I’ll let you draw your own conclusions about the situation after you read Mr. Keffer’s affidavit. To me, the whole Longview project looks like one big charlie foxtrot from start to finish. Laurita is the current scion of the family that has owned MEPCo, a coal company that operates in the Morgantown area. It appears that MEPCo had no experience with operating a coal-fired power plant, but that is just what they contracted for in the 2000s.
Remember that the 2000s were the go-go years of deregulated electricity. Suckers were pulled into the market by hucksters like Enron’s Ken Lay and Jeffrey Skilling. It appears that the Laurita family took the bait and ventured into a quagmire. They contracted with Siemans and Foster Wheeler, to international power plant giants, to build them a $2 billion plant with a rated capacity of only 695 megawatts.
Those numbers alone indicate how crazy the scheme must have been. Laurita, of course, blames the contractors for all his problems. But that is just like a coal industry executive. And now everyone is suing everyone else.
Throughout the bankruptcy filing, Laurita continues to claim that if the plant were working perfectly, his companies would be making money. Meanwhile, here in the real world, things are different.
Here’s how Mr. Keffer explains the current situation:
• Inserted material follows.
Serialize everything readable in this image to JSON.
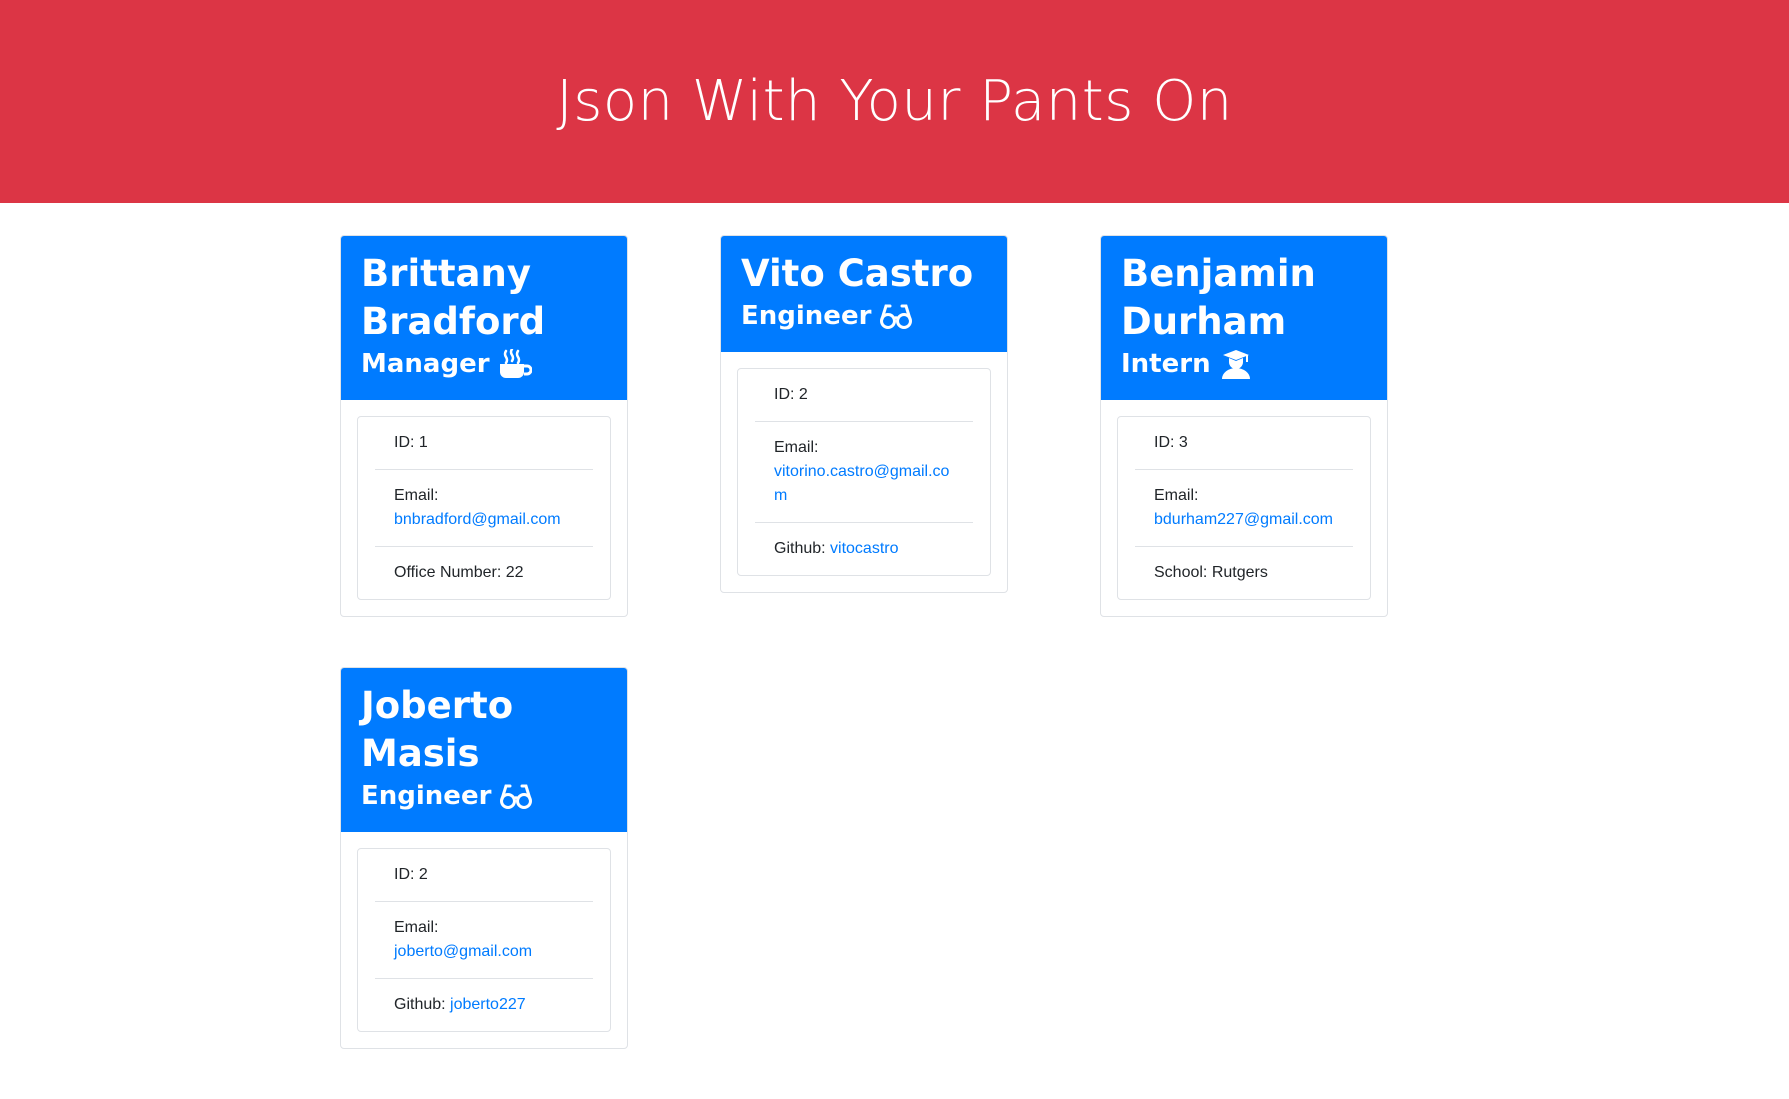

31. The Debtors’ ability to manage through the challenges arising from the Contractors’ Failures have also been affected by the current economic environment. Wholesale electricity prices have fallen significantly since construction on the Power Facility began in 2007 as a result of, among other things, the broader recession that commenced around that time, resulting in reduced electricity demand and substantial reductions in natural gas prices. Lower natural gas prices have been caused, at least in part, by the rapid expansion of natural gas production and natural gas inventories arising from the discovery of new shale deposits and the development of new extraction techniques. The presence of low-price natural gas reduces the variable costs of natural-gas fired power facilities and reduces the wholesale market price for all generators. Year-to-date, the average price per megawatt for electricity sold into the PJM on a day-ahead basis was approximately $33 per megawatt-hour—approximately 52 percent of the average power price forecasted for 2013 when construction began on the Power Facility in 2007.
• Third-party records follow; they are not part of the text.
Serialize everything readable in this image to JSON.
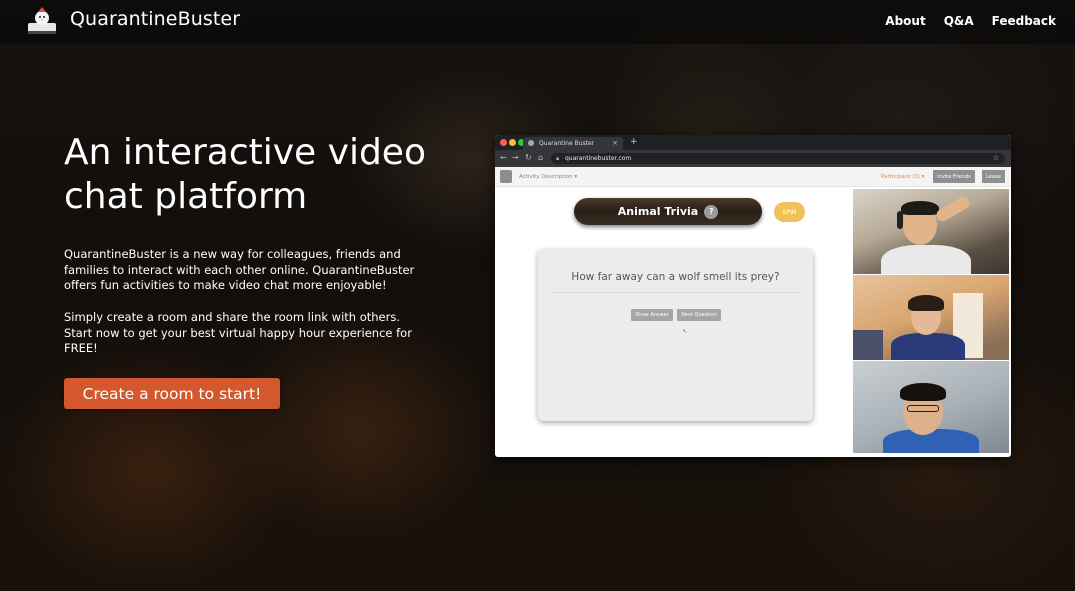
{
  "navbar": {
    "brand": "QuarantineBuster",
    "links": [
      "About",
      "Q&A",
      "Feedback"
    ]
  },
  "hero": {
    "headline": "An interactive video chat platform",
    "paragraph1": "QuarantineBuster is a new way for colleagues, friends and families to interact with each other online. QuarantineBuster offers fun activities to make video chat more enjoyable!",
    "paragraph2": "Simply create a room and share the room link with others. Start now to get your best virtual happy hour experience for FREE!",
    "cta_label": "Create a room to start!"
  },
  "mockup": {
    "tab_title": "Quarantine Buster",
    "url": "quarantinebuster.com",
    "activity_description": "Activity Description ▾",
    "participants": "Participant (3) ▾",
    "invite_label": "Invite Friends",
    "leave_label": "Leave",
    "activity_title": "Animal Trivia",
    "help_glyph": "?",
    "spin_label": "SPIN",
    "question": "How far away can a wolf smell its prey?",
    "show_answer_label": "Show Answer",
    "next_question_label": "Next Question"
  },
  "colors": {
    "cta": "#d4582e",
    "spin": "#f0c15a",
    "participants": "#e08a3a"
  }
}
32. Wholesale coal prices have also continued to fall as global markets face oversupply and as U.S. power generators have continued to shift away from coal fired technologies. The Debtors believe this shift results from, among other things, increased costs associated with environmental and regulatory compliance and pressures resulting from fierce industry competition with natural gas-fired power facilities. The coal industry as a whole has idled mines and reduced production in order to compete.
33. Moreover, the power generation and coal production industries are highly competitive on both a regional and national level. For example, Mepco does not compete solely with other regional mines, but also competes against national and international competitors that transport coal into the region. Similarly, Longview Power competes to deliver electricity to PJM against other coal-fired power generation stations as well as natural gas-fired power, nuclear power, and renewable energy, among other sources. This competitive environment has added anadditional layer of complexity to the Debtors’ existing challenges.
Translation: “We drank the kool-aid in the early 2000s and thought that Cheney would kill renewable power forever and that the Cheney administration would create the perfect environment for coal-fired generation.” Instead of taking responsibility for making a $2 billion mistake, Keffer starts the next paragraph this way:
34. The Debtors, however, believe they can compete effectively once they are no longer hamstrung by the Contractors’ Failures. As noted above, the Power Facility uses designs, equipment, processes, and technology that have made it one of the most efficient coal-fired power plants in the country—when the Power Facility can operate at full capacity.
Note that “when” in the last sentence. That should be an “if.” And we know that “if” is fantasy. The drop in demand is not the result of “the recession,” but a long term trend, something acknowledged by everyone in the electricity business (except Mr. Laurita and Mr. Keffer).
Early in his affidavit, Mr. Keffer states: “the Power Facility has only had a capacity factor of 68 percent since Longview Power took possession [in December 2011].” Hey, compared with other coal fired merchant plants in PJM, that 68% capacity factor looks pretty good.
The current capacity factor for “steam” generators, almost entirely coal fired plants, in the most recent quarterly report by the PJM market monitor is 48.5%. The market monitor lists the Jan-June 2012 capacity factor for PJM steam generators at 41.4%. If Longview can’t make money with a capacity factor significantly higher than other coal fired generators, the company’s prospects for the future look grim, contractor problems or not.